The pungent smell of antiseptic gel burst through my nasal passages. I blinked my eyes open and saw my wife sitting in the chair across from me. Sunlight peeked through the closed gray curtains. I drew in a deep breath and let it out just as quickly. My wife looked up and came to my side.
“Don’t try to move.”
It was then that I realized I ached all over. If pain were a shroud of fuzzy pin pricks and barbed wire, I wore it from head to toe. Just then I felt the sheets pressing against a big toe. Feet. I had feet and legs, two of them. Was it all a dream? I tried to move again but nothing happened. The strain on my face as my head rose from the pillow caught my wife’s eye.
“You can’t move.” She placed a hand on my chest. “You’ve been under so long that your muscles have atrophied. You won’t be able to move them just yet.”
“How long have I been here?” I settled back on the pillow, blinking.
She hesitated, biting down on her lower lip. “Five weeks. The coma was induced to help your body accept…”
I knew what she was going to say. “My legs.” I looked around the room. “Where’s my Dad? He had put in for reclamation. That’s the last thing I remember before returning to work. “These legs, tell me they aren’t his.”
She shook her head. “They wanted to clone legs for you, but there wasn’t enough material left of your original ones and stem cells would have taken too long to grow into new ones. Your Dad moved up his reclamation. The molecular blueprint he provided was enough to get you the cloned legs.”
I closed my eyes and turned away. I didn’t want to hear any more. I’d become the thing I wanted least. The reason for my dad to go ahead with this damn procedure. I might have been able to live with the idea of some stranger getting a second chance but for that person to be me. For it to be me lying in that bed knowing that my dad is no longer on this Earth because of me. I know it was foolish and instead I should cherish the part of him that is now part of me. I’m too angry for that now. Maybe one day, my view will change, but not now. I miss my dad, legs, or no legs, I still miss my dad.

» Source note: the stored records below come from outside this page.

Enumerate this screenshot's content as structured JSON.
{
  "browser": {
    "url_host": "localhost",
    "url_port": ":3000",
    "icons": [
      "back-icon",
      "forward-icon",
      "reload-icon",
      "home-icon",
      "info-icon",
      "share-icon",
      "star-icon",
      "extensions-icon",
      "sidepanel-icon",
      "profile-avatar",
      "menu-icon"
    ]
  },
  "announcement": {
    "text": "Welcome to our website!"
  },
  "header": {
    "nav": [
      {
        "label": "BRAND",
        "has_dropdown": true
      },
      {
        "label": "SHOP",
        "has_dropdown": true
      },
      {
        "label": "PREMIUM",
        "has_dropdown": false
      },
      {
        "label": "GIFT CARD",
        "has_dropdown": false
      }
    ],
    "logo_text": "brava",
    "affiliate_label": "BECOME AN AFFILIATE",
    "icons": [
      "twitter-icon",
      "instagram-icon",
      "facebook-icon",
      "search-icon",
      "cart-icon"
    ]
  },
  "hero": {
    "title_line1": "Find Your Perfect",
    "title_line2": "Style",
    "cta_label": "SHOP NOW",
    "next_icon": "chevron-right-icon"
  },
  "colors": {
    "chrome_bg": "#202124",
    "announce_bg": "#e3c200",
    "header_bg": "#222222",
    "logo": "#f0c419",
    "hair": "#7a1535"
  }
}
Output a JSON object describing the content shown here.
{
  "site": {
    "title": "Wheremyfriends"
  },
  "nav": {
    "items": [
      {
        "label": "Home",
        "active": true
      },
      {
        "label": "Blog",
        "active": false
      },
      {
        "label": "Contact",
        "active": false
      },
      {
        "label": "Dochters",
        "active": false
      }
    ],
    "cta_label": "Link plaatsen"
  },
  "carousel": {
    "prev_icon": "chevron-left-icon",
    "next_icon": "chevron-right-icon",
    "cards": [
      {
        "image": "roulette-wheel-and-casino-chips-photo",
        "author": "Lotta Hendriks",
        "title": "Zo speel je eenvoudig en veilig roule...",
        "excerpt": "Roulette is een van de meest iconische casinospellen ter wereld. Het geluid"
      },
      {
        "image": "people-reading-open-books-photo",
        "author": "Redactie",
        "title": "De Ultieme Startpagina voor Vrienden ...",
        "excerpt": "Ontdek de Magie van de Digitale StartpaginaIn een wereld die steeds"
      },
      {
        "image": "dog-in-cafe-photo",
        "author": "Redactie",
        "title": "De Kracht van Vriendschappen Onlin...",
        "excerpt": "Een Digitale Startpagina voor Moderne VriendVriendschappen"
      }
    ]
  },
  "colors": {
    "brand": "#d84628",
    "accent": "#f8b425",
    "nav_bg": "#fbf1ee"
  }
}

Vincent A. Alascia is the author of, “The Hole In Your Mind,” “Undead Heart,” “In the Presence of Gods,” and, “Xristos: Chosen of God,” available on Kindle and paperback as well as works that have appeared in anthologies and online. Originally an East Coast native, he makes his home in the Portland Oregon area with his wife. Vincent has been a librarian for over 15 years and is also a musician. He is currently working on a Steampunk Horror novel and a guide to reading Tarot.